Instead of being diagnosed with a lat strain that afternoon, March 5, Severino was officially sidelined with rotator cuff inflammation. The Yankees say that was all an MRI showed.

Because of that original diagnosis, the right-hander was required to be shut down for two weeks, before beginning a rehab program that general manager Brian Cashman once thought would get Severino back on a big league mound by May 1.

It was during Severino's rehab throwing program at the Yankees' complex in Tampa, Florida, that the team ordered a follow-up MRI. Three weeks into his throwing regimen, Severino hadn't quite advanced to the point at which he could throw off a mound. If he were simply dealing with inflammation, he should have been ready. So he and the team became alarmed.

"I was playing catch and I never [felt pain]," Severino said. "[But] it just wasn't progressing. It was really slow. I [knew] something was going on ... inflammation, that goes quickly. So I knew it was something else."

After undergoing the MRI last Tuesday in New York, Severino was told he had the lat strain, a more serious injury that occurs in the large lateral muscle that exists in a person's back. With the new diagnosis, Severino isn't allowed to throw until the second-to-last week in May. Since he'll be in need of a full "spring training" before pitching again, Severino likely won't be back until after the All-Star break.

Severino said he isn't sure why his original diagnosis was so different from what has come since.

"At that time [March 5], it was my back, and this time, they did the same thing. The same MRI in the shoulder," Severino said. "So I don't know what happened there."

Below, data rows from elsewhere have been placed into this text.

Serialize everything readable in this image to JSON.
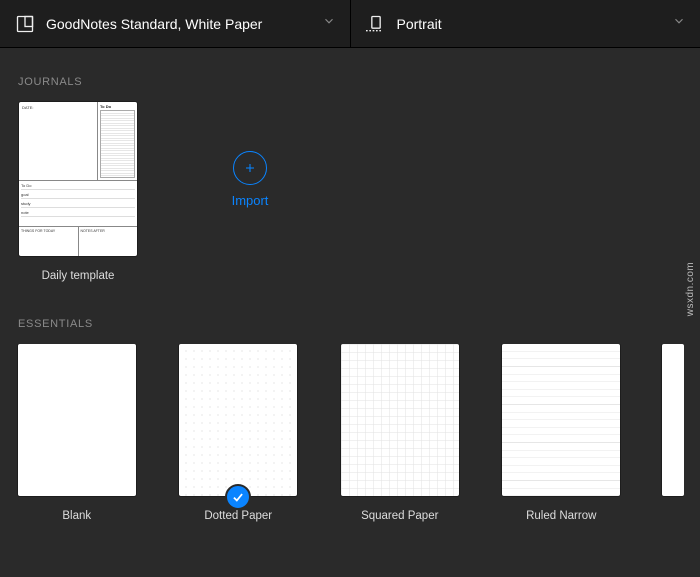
{
  "header": {
    "paper_label": "GoodNotes Standard, White Paper",
    "orientation_label": "Portrait"
  },
  "sections": {
    "journals_title": "JOURNALS",
    "essentials_title": "ESSENTIALS"
  },
  "journals": {
    "items": [
      {
        "label": "Daily template"
      }
    ],
    "import_label": "Import"
  },
  "essentials": {
    "items": [
      {
        "label": "Blank",
        "selected": false
      },
      {
        "label": "Dotted Paper",
        "selected": true
      },
      {
        "label": "Squared Paper",
        "selected": false
      },
      {
        "label": "Ruled Narrow",
        "selected": false
      }
    ]
  },
  "watermark": "wsxdn.com",
  "colors": {
    "accent": "#0a84ff",
    "bg": "#2a2a2a",
    "header_bg": "#1e1e1e"
  }
}
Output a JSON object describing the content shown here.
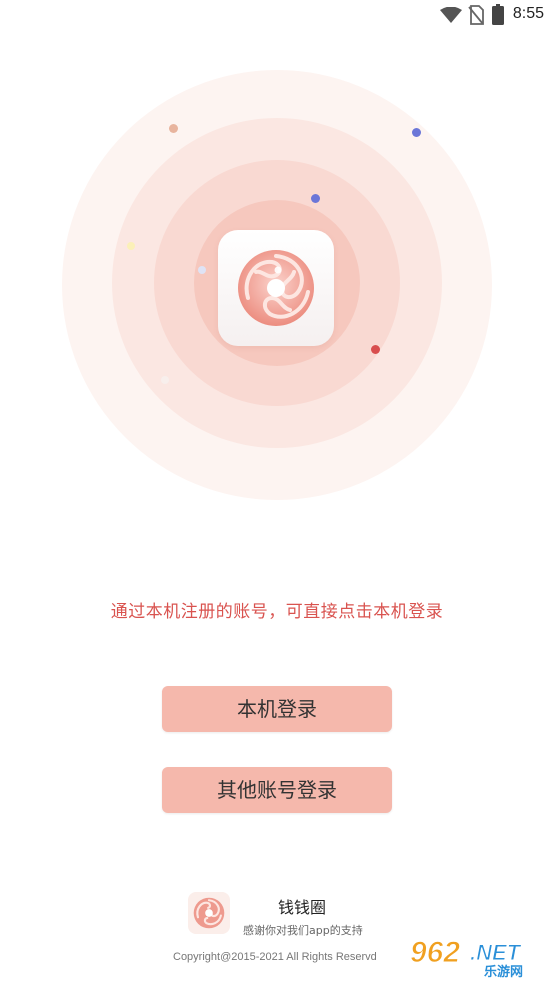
{
  "status_bar": {
    "time": "8:55",
    "icons": [
      "wifi-icon",
      "no-sim-icon",
      "battery-icon"
    ]
  },
  "hero": {
    "app_icon": "swirl-logo-icon",
    "colors": {
      "ring_outer": "#fdf4f1",
      "ring_mid": "#fbe7e2",
      "ring_inner": "#f9d9d2",
      "ring_core": "#f6c8be"
    }
  },
  "login": {
    "hint": "通过本机注册的账号，可直接点击本机登录",
    "local_login_label": "本机登录",
    "other_login_label": "其他账号登录",
    "button_color": "#f5b8ac",
    "hint_color": "#d9534f"
  },
  "footer": {
    "app_name": "钱钱圈",
    "thanks": "感谢你对我们app的支持",
    "copyright": "Copyright@2015-2021 All Rights Reservd"
  },
  "watermark": {
    "brand": "962",
    "suffix": ".NET",
    "sub": "乐游网"
  }
}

Manager Aaron Boone said the Yankees are trying to figure out everything they can about Severino's injury and how it occurred. The pitcher still contends it was a slider he threw during his pregame warm-up 10 minutes before that scheduled spring training start that caused him the initial pain.

"We're just, as best we can as an organization, just trying to pinpoint [it]," Boone said. "You try and pinpoint injuries the best you can. From doctors to medical staff to the person to us, and try and get them back in the best treatment and the best answers.

"Sometimes there's injuries that happen and you know right away this is when it happened and this is exactly what it is. Some injuries are a little more gray and tougher to diagnose. The bottom line is, we feel like we know what he has and where it's at, and hopefully taking all the right steps to get him back as soon as possible and as healthy as possible."

Cashman told the New York Times that he is conducting a thorough investigation in order to unravel the mystery involving Severino's injury.

"I'm walking through the entire process. I'm not going to deliver a Mueller report whenever I conclude it," Cashman said. "But we're going through and I'm personally engaging every aspect."